_GIVEN RECORDS:_
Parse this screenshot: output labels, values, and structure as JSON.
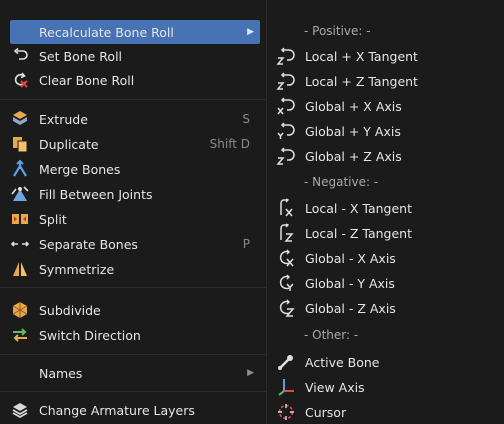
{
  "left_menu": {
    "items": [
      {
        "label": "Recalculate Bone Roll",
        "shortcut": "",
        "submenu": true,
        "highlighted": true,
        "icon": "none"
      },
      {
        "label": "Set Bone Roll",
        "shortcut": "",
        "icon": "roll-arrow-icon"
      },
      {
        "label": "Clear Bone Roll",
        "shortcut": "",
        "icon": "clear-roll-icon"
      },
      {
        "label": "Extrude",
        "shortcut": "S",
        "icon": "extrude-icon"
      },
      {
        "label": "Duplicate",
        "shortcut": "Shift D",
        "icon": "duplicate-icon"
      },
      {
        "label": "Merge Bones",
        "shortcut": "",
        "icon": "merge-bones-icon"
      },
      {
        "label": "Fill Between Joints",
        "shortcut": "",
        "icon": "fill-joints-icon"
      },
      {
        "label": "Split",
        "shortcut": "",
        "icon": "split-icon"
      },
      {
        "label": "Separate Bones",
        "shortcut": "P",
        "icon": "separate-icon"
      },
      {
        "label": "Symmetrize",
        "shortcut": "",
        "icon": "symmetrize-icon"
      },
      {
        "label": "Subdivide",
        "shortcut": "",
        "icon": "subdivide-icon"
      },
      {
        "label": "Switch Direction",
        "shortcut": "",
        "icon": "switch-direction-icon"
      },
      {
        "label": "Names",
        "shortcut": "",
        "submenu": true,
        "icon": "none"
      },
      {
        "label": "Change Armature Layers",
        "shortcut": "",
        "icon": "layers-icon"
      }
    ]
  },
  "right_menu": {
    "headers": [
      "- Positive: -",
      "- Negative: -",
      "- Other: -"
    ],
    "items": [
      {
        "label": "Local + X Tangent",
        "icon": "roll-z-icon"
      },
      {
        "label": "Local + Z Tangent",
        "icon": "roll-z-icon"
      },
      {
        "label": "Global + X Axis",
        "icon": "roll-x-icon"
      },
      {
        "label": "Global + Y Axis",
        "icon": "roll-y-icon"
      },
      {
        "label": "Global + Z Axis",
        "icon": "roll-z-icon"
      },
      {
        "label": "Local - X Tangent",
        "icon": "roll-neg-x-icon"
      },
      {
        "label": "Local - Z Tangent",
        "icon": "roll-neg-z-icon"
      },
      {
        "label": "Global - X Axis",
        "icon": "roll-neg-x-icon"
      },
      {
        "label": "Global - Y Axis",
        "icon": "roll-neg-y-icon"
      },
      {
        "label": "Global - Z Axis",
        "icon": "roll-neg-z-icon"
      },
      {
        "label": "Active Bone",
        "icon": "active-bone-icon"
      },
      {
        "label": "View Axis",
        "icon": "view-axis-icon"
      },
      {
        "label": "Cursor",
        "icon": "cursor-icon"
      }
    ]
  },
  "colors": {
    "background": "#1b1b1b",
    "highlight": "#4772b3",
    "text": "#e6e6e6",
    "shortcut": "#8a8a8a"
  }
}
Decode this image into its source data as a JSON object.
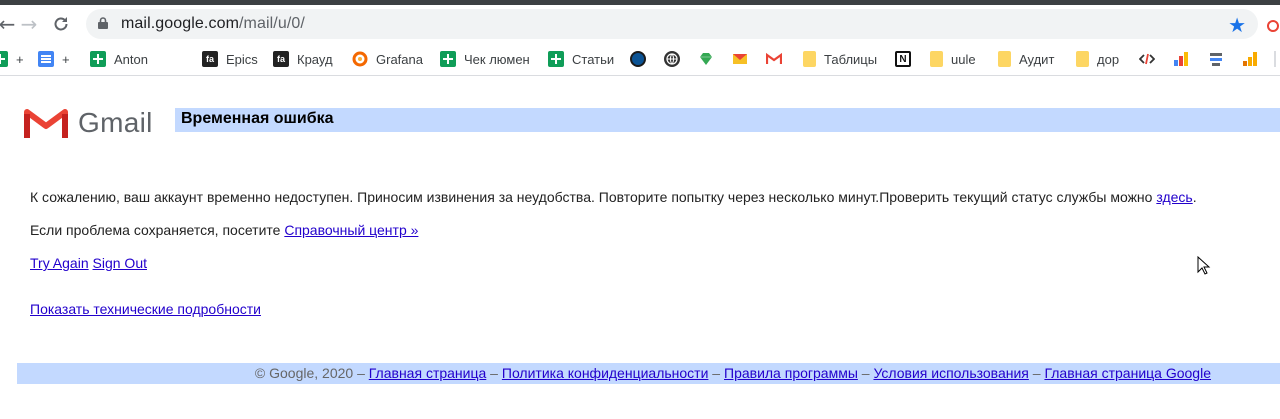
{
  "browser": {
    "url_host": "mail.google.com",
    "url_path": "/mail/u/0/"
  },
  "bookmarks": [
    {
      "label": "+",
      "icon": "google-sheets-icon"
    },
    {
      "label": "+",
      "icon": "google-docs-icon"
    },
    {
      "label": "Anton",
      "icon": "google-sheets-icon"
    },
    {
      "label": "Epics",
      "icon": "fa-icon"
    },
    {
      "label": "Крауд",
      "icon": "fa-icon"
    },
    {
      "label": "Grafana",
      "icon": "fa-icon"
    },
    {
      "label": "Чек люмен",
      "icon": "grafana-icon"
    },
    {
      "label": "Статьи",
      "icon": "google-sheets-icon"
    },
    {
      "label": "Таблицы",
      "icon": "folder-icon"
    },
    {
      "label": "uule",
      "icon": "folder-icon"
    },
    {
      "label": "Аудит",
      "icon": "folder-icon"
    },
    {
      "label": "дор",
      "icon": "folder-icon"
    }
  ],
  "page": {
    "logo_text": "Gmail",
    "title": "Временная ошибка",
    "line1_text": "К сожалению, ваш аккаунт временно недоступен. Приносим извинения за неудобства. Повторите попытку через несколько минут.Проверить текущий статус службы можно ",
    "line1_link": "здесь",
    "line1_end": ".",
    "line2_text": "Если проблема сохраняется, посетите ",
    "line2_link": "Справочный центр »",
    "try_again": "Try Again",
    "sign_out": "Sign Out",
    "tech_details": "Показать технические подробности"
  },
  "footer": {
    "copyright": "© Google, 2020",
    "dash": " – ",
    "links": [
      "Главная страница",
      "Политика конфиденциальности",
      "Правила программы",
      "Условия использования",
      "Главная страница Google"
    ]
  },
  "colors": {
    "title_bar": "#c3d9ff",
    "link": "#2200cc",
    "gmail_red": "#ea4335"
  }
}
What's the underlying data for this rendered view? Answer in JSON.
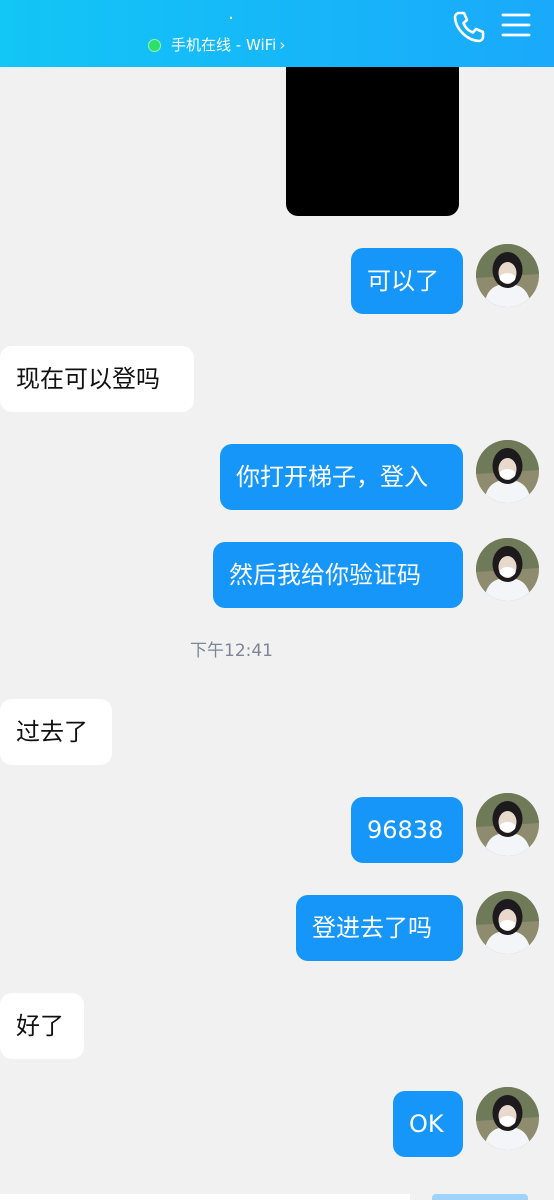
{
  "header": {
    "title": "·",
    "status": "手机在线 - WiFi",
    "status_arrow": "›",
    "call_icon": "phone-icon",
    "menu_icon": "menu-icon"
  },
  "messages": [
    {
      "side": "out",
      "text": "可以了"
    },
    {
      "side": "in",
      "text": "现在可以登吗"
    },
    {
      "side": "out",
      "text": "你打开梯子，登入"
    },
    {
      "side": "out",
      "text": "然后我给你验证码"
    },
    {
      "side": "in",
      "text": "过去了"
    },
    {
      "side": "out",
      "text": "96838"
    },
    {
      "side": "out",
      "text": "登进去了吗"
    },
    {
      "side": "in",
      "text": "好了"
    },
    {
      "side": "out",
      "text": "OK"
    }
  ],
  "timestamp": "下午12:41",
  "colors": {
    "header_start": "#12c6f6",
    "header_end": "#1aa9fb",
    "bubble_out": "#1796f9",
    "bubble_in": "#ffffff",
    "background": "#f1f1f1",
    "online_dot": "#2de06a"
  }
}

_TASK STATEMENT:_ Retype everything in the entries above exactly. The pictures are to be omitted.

_ANSWER SECTION:_
Parse this screenshot: output labels, values, and structure as JSON.
{
  "left_menu": {
    "items": [
      {
        "label": "Recalculate Bone Roll",
        "shortcut": "",
        "submenu": true,
        "highlighted": true,
        "icon": "none"
      },
      {
        "label": "Set Bone Roll",
        "shortcut": "",
        "icon": "roll-arrow-icon"
      },
      {
        "label": "Clear Bone Roll",
        "shortcut": "",
        "icon": "clear-roll-icon"
      },
      {
        "label": "Extrude",
        "shortcut": "S",
        "icon": "extrude-icon"
      },
      {
        "label": "Duplicate",
        "shortcut": "Shift D",
        "icon": "duplicate-icon"
      },
      {
        "label": "Merge Bones",
        "shortcut": "",
        "icon": "merge-bones-icon"
      },
      {
        "label": "Fill Between Joints",
        "shortcut": "",
        "icon": "fill-joints-icon"
      },
      {
        "label": "Split",
        "shortcut": "",
        "icon": "split-icon"
      },
      {
        "label": "Separate Bones",
        "shortcut": "P",
        "icon": "separate-icon"
      },
      {
        "label": "Symmetrize",
        "shortcut": "",
        "icon": "symmetrize-icon"
      },
      {
        "label": "Subdivide",
        "shortcut": "",
        "icon": "subdivide-icon"
      },
      {
        "label": "Switch Direction",
        "shortcut": "",
        "icon": "switch-direction-icon"
      },
      {
        "label": "Names",
        "shortcut": "",
        "submenu": true,
        "icon": "none"
      },
      {
        "label": "Change Armature Layers",
        "shortcut": "",
        "icon": "layers-icon"
      }
    ]
  },
  "right_menu": {
    "headers": [
      "- Positive: -",
      "- Negative: -",
      "- Other: -"
    ],
    "items": [
      {
        "label": "Local + X Tangent",
        "icon": "roll-z-icon"
      },
      {
        "label": "Local + Z Tangent",
        "icon": "roll-z-icon"
      },
      {
        "label": "Global + X Axis",
        "icon": "roll-x-icon"
      },
      {
        "label": "Global + Y Axis",
        "icon": "roll-y-icon"
      },
      {
        "label": "Global + Z Axis",
        "icon": "roll-z-icon"
      },
      {
        "label": "Local - X Tangent",
        "icon": "roll-neg-x-icon"
      },
      {
        "label": "Local - Z Tangent",
        "icon": "roll-neg-z-icon"
      },
      {
        "label": "Global - X Axis",
        "icon": "roll-neg-x-icon"
      },
      {
        "label": "Global - Y Axis",
        "icon": "roll-neg-y-icon"
      },
      {
        "label": "Global - Z Axis",
        "icon": "roll-neg-z-icon"
      },
      {
        "label": "Active Bone",
        "icon": "active-bone-icon"
      },
      {
        "label": "View Axis",
        "icon": "view-axis-icon"
      },
      {
        "label": "Cursor",
        "icon": "cursor-icon"
      }
    ]
  },
  "colors": {
    "background": "#1b1b1b",
    "highlight": "#4772b3",
    "text": "#e6e6e6",
    "shortcut": "#8a8a8a"
  }
}
Decode this image into its source data as a JSON object.
{
  "browser": {
    "url_host": "mail.google.com",
    "url_path": "/mail/u/0/"
  },
  "bookmarks": [
    {
      "label": "+",
      "icon": "google-sheets-icon"
    },
    {
      "label": "+",
      "icon": "google-docs-icon"
    },
    {
      "label": "Anton",
      "icon": "google-sheets-icon"
    },
    {
      "label": "Epics",
      "icon": "fa-icon"
    },
    {
      "label": "Крауд",
      "icon": "fa-icon"
    },
    {
      "label": "Grafana",
      "icon": "fa-icon"
    },
    {
      "label": "Чек люмен",
      "icon": "grafana-icon"
    },
    {
      "label": "Статьи",
      "icon": "google-sheets-icon"
    },
    {
      "label": "Таблицы",
      "icon": "folder-icon"
    },
    {
      "label": "uule",
      "icon": "folder-icon"
    },
    {
      "label": "Аудит",
      "icon": "folder-icon"
    },
    {
      "label": "дор",
      "icon": "folder-icon"
    }
  ],
  "page": {
    "logo_text": "Gmail",
    "title": "Временная ошибка",
    "line1_text": "К сожалению, ваш аккаунт временно недоступен. Приносим извинения за неудобства. Повторите попытку через несколько минут.Проверить текущий статус службы можно ",
    "line1_link": "здесь",
    "line1_end": ".",
    "line2_text": "Если проблема сохраняется, посетите ",
    "line2_link": "Справочный центр »",
    "try_again": "Try Again",
    "sign_out": "Sign Out",
    "tech_details": "Показать технические подробности"
  },
  "footer": {
    "copyright": "© Google, 2020",
    "dash": " – ",
    "links": [
      "Главная страница",
      "Политика конфиденциальности",
      "Правила программы",
      "Условия использования",
      "Главная страница Google"
    ]
  },
  "colors": {
    "title_bar": "#c3d9ff",
    "link": "#2200cc",
    "gmail_red": "#ea4335"
  }
}
What's the underlying data for this rendered view? Answer in JSON.
{
  "header": {
    "title": "·",
    "status": "手机在线 - WiFi",
    "status_arrow": "›",
    "call_icon": "phone-icon",
    "menu_icon": "menu-icon"
  },
  "messages": [
    {
      "side": "out",
      "text": "可以了"
    },
    {
      "side": "in",
      "text": "现在可以登吗"
    },
    {
      "side": "out",
      "text": "你打开梯子，登入"
    },
    {
      "side": "out",
      "text": "然后我给你验证码"
    },
    {
      "side": "in",
      "text": "过去了"
    },
    {
      "side": "out",
      "text": "96838"
    },
    {
      "side": "out",
      "text": "登进去了吗"
    },
    {
      "side": "in",
      "text": "好了"
    },
    {
      "side": "out",
      "text": "OK"
    }
  ],
  "timestamp": "下午12:41",
  "colors": {
    "header_start": "#12c6f6",
    "header_end": "#1aa9fb",
    "bubble_out": "#1796f9",
    "bubble_in": "#ffffff",
    "background": "#f1f1f1",
    "online_dot": "#2de06a"
  }
}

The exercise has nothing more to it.